● Items from an interface collection
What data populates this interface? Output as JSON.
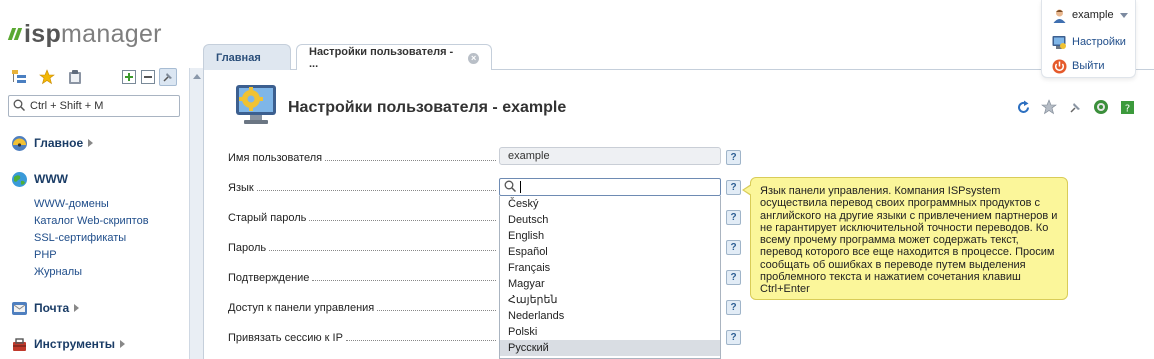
{
  "logo": {
    "prefix": "isp",
    "suffix": "manager"
  },
  "sidebar": {
    "search_placeholder": "Ctrl + Shift + M",
    "groups": [
      {
        "label": "Главное",
        "icon": "dashboard-icon",
        "items": []
      },
      {
        "label": "WWW",
        "icon": "globe-icon",
        "items": [
          "WWW-домены",
          "Каталог Web-скриптов",
          "SSL-сертификаты",
          "PHP",
          "Журналы"
        ]
      },
      {
        "label": "Почта",
        "icon": "mail-icon",
        "items": []
      },
      {
        "label": "Инструменты",
        "icon": "tools-icon",
        "items": []
      }
    ]
  },
  "tabs": [
    {
      "label": "Главная",
      "active": false
    },
    {
      "label": "Настройки пользователя - ...",
      "active": true,
      "closable": true
    }
  ],
  "page": {
    "title": "Настройки пользователя - example",
    "tool_icons": [
      "refresh-icon",
      "star-icon",
      "pin-icon",
      "globe-icon",
      "help-book-icon"
    ]
  },
  "form": {
    "fields": [
      {
        "label": "Имя пользователя",
        "value": "example"
      },
      {
        "label": "Язык",
        "value": ""
      },
      {
        "label": "Старый пароль",
        "value": ""
      },
      {
        "label": "Пароль",
        "value": ""
      },
      {
        "label": "Подтверждение",
        "value": ""
      },
      {
        "label": "Доступ к панели управления",
        "value": ""
      },
      {
        "label": "Привязать сессию к IP",
        "value": ""
      }
    ],
    "help_label": "?"
  },
  "language_dropdown": {
    "options": [
      "Český",
      "Deutsch",
      "English",
      "Español",
      "Français",
      "Magyar",
      "Հայերեն",
      "Nederlands",
      "Polski",
      "Русский"
    ],
    "highlighted": "Русский"
  },
  "tooltip": {
    "text": "Язык панели управления. Компания ISPsystem осуществила перевод своих программных продуктов с английского на другие языки с привлечением партнеров и не гарантирует исключительной точности переводов. Ко всему прочему программа может содержать текст, перевод которого все еще находится в процессе. Просим сообщать об ошибках в переводе путем выделения проблемного текста и нажатием сочетания клавиш Ctrl+Enter"
  },
  "user_menu": {
    "username": "example",
    "settings_label": "Настройки",
    "logout_label": "Выйти"
  },
  "colors": {
    "accent_green": "#5aa832",
    "link_blue": "#1f4d8a",
    "tooltip_bg": "#fbf69a"
  }
}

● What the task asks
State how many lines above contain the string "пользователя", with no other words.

● Response to the task
3